**TASK**
Find the lines below that contain the string "Forecast". Copy each one.

(Interface dataset entries)
-*-
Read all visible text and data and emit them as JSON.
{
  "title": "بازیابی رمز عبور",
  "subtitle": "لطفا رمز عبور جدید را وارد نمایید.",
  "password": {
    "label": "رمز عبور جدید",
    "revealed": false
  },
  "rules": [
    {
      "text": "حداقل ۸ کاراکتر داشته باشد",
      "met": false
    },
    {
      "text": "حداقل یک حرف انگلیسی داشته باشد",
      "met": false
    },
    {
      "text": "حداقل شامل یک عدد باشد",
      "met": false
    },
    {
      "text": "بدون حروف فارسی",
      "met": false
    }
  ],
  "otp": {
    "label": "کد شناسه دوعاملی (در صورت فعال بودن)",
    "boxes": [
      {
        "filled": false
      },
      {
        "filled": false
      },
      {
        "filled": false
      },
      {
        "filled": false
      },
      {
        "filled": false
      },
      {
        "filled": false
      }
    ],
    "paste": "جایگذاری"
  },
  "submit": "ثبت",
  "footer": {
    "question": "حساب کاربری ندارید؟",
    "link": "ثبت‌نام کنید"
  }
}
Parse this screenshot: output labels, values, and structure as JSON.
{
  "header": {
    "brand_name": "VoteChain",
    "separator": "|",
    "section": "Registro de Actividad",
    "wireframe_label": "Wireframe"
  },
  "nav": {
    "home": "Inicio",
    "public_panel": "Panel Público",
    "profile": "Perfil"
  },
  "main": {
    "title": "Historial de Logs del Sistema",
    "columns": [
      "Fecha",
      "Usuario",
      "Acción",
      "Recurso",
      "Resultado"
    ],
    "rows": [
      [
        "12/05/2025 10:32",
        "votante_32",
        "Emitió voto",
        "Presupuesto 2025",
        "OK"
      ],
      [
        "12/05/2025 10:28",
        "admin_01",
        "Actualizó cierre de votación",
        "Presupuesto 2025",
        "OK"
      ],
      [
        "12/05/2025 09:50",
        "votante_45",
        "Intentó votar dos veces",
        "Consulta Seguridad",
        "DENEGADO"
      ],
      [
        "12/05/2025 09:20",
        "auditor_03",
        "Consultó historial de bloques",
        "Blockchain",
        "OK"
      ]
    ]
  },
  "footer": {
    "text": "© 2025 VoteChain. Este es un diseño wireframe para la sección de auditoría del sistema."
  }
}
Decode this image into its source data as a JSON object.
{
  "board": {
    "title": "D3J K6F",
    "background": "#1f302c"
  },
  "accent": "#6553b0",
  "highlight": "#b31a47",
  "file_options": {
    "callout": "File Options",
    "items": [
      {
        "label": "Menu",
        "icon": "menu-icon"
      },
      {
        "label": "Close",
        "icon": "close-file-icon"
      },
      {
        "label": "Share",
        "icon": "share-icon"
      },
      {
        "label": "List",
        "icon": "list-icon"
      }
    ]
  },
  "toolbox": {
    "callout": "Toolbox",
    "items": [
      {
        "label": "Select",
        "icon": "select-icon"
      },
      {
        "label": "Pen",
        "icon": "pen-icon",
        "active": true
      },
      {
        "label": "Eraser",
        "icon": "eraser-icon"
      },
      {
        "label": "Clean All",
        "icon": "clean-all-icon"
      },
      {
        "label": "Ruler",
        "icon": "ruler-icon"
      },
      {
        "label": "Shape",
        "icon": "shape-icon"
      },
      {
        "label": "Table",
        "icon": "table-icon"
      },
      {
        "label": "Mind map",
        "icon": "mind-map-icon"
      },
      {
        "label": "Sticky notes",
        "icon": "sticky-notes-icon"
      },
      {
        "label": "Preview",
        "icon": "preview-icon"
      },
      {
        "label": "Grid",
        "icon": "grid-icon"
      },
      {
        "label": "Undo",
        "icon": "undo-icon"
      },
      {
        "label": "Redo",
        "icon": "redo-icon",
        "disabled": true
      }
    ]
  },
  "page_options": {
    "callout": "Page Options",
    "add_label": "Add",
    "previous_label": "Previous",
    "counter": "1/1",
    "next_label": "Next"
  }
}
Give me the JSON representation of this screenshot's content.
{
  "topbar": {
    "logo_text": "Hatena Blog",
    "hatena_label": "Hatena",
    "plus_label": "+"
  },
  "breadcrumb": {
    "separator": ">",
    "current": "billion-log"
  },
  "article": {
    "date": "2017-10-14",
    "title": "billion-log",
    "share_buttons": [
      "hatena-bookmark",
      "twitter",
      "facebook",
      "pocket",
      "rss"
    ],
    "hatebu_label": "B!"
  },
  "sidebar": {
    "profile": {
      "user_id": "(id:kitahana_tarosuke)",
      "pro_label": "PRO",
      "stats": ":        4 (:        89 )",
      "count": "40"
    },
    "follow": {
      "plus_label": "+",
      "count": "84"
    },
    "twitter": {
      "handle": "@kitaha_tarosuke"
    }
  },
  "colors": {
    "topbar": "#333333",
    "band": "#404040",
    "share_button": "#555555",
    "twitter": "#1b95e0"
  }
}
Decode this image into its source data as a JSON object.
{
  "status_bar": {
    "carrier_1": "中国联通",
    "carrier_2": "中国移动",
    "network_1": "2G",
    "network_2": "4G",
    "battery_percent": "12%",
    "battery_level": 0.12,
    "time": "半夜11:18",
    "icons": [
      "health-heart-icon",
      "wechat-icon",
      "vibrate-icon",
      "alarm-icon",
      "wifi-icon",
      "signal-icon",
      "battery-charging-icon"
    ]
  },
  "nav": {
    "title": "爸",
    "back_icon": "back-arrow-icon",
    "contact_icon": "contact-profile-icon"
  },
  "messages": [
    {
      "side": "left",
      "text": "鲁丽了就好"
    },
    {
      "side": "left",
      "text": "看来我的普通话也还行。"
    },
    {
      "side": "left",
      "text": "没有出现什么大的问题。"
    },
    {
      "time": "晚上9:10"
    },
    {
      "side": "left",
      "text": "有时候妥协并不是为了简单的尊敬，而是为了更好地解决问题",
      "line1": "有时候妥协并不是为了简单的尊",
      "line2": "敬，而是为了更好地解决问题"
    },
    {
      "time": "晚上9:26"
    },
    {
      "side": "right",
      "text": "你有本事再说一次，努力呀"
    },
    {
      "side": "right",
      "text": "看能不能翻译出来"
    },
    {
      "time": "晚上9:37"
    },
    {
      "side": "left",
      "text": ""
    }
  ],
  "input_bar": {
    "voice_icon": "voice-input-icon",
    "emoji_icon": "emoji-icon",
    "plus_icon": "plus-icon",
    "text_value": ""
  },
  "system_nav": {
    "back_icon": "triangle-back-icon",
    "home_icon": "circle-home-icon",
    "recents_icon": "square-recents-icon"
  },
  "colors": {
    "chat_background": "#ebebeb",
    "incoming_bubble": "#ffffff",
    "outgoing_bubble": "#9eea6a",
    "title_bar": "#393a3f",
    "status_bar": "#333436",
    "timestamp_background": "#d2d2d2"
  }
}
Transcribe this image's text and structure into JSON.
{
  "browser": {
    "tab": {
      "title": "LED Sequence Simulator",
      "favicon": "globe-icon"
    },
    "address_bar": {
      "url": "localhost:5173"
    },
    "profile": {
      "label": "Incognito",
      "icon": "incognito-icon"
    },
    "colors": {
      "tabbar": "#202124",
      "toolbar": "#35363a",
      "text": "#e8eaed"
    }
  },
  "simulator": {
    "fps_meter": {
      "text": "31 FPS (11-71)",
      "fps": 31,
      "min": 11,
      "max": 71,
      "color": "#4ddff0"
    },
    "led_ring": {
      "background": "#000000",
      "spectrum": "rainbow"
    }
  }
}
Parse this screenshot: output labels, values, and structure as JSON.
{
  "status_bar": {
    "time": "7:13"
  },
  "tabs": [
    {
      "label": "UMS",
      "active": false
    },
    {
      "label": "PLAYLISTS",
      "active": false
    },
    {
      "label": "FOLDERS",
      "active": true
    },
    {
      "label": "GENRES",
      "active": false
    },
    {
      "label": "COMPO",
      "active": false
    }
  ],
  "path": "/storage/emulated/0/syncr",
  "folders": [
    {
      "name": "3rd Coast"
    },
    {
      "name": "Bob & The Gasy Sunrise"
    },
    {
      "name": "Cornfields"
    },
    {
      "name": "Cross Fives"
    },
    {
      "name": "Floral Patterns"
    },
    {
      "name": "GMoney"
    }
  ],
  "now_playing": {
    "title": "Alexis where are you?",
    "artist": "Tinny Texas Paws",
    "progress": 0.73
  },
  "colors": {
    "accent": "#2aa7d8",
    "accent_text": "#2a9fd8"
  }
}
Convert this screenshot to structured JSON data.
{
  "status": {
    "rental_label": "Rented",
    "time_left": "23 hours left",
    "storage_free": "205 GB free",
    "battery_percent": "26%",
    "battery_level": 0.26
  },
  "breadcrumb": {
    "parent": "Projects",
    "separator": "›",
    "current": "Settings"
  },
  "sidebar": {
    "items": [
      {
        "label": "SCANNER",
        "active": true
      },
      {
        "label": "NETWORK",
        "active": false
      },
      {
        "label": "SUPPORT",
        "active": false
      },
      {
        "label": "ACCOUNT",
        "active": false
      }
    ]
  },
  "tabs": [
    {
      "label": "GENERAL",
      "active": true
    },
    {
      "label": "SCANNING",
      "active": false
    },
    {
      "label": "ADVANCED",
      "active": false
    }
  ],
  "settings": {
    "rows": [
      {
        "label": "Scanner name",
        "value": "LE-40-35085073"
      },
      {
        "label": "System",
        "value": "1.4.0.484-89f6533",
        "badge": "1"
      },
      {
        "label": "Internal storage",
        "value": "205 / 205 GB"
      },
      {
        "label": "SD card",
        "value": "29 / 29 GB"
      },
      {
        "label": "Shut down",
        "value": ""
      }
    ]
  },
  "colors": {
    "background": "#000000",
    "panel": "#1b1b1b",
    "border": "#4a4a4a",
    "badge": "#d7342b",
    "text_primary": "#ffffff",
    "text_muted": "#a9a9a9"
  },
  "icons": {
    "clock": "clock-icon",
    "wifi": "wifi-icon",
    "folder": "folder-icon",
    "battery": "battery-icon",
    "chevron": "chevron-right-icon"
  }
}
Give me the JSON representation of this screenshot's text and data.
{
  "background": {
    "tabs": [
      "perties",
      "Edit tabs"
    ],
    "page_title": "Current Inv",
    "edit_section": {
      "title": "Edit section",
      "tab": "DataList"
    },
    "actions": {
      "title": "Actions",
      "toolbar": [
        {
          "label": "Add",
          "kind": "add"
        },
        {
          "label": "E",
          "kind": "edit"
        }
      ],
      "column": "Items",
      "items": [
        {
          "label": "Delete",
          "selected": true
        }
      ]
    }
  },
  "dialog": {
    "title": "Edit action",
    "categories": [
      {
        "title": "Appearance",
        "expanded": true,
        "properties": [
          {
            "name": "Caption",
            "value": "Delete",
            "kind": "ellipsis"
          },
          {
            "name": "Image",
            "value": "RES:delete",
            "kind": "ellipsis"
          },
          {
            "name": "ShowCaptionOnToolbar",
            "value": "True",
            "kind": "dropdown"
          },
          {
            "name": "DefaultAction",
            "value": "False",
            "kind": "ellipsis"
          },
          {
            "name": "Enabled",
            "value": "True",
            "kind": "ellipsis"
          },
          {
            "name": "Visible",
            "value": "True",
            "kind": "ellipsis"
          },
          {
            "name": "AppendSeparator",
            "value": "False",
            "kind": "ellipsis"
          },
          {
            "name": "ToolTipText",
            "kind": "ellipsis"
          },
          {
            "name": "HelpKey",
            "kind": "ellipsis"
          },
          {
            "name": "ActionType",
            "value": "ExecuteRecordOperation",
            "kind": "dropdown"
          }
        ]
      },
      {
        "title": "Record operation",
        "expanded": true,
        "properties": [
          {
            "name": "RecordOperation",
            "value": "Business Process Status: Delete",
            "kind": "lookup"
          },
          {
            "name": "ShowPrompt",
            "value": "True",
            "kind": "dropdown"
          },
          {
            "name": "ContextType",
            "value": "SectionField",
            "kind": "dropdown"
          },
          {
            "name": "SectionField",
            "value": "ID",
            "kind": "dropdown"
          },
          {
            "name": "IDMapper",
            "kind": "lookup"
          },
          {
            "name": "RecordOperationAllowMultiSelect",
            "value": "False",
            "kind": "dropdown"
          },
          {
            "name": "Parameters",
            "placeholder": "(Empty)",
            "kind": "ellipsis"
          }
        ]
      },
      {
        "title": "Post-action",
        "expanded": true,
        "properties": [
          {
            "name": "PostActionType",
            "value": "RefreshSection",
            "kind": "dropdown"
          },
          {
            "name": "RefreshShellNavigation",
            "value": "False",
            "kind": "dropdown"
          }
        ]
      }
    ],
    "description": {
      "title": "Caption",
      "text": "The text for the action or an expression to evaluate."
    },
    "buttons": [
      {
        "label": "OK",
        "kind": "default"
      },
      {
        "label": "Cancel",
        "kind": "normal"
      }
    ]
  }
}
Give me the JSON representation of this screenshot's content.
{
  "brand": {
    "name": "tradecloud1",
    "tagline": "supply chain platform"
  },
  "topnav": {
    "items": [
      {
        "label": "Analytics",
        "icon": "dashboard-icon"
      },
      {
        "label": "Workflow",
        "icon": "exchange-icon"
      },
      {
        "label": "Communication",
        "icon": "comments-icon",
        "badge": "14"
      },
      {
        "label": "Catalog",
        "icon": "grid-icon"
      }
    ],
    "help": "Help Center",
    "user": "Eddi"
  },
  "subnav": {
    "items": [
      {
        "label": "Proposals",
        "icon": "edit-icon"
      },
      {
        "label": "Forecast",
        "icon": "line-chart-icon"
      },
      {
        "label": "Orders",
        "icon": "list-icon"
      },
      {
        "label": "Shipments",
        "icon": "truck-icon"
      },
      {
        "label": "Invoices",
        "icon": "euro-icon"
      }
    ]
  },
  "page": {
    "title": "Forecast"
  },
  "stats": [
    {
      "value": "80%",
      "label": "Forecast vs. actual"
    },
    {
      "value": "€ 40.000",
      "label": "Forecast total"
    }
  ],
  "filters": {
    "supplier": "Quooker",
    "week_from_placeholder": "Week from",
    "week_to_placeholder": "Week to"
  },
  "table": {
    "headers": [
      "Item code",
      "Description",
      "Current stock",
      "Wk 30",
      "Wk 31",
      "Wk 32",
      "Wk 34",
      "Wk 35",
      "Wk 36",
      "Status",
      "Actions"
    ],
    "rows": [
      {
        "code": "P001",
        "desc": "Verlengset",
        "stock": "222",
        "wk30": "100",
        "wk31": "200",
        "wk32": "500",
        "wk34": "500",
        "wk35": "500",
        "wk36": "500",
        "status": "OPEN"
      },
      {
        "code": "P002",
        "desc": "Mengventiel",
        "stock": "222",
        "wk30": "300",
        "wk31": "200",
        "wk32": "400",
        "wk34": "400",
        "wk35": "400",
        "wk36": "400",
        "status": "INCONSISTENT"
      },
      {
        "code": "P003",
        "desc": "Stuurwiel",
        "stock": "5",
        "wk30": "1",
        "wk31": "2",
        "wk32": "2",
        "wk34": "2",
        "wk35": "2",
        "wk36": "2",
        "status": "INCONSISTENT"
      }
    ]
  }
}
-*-
**OUTPUT OF THE TASK**
        "label": "Forecast",
    "title": "Forecast"
      "label": "Forecast vs. actual"
      "label": "Forecast total"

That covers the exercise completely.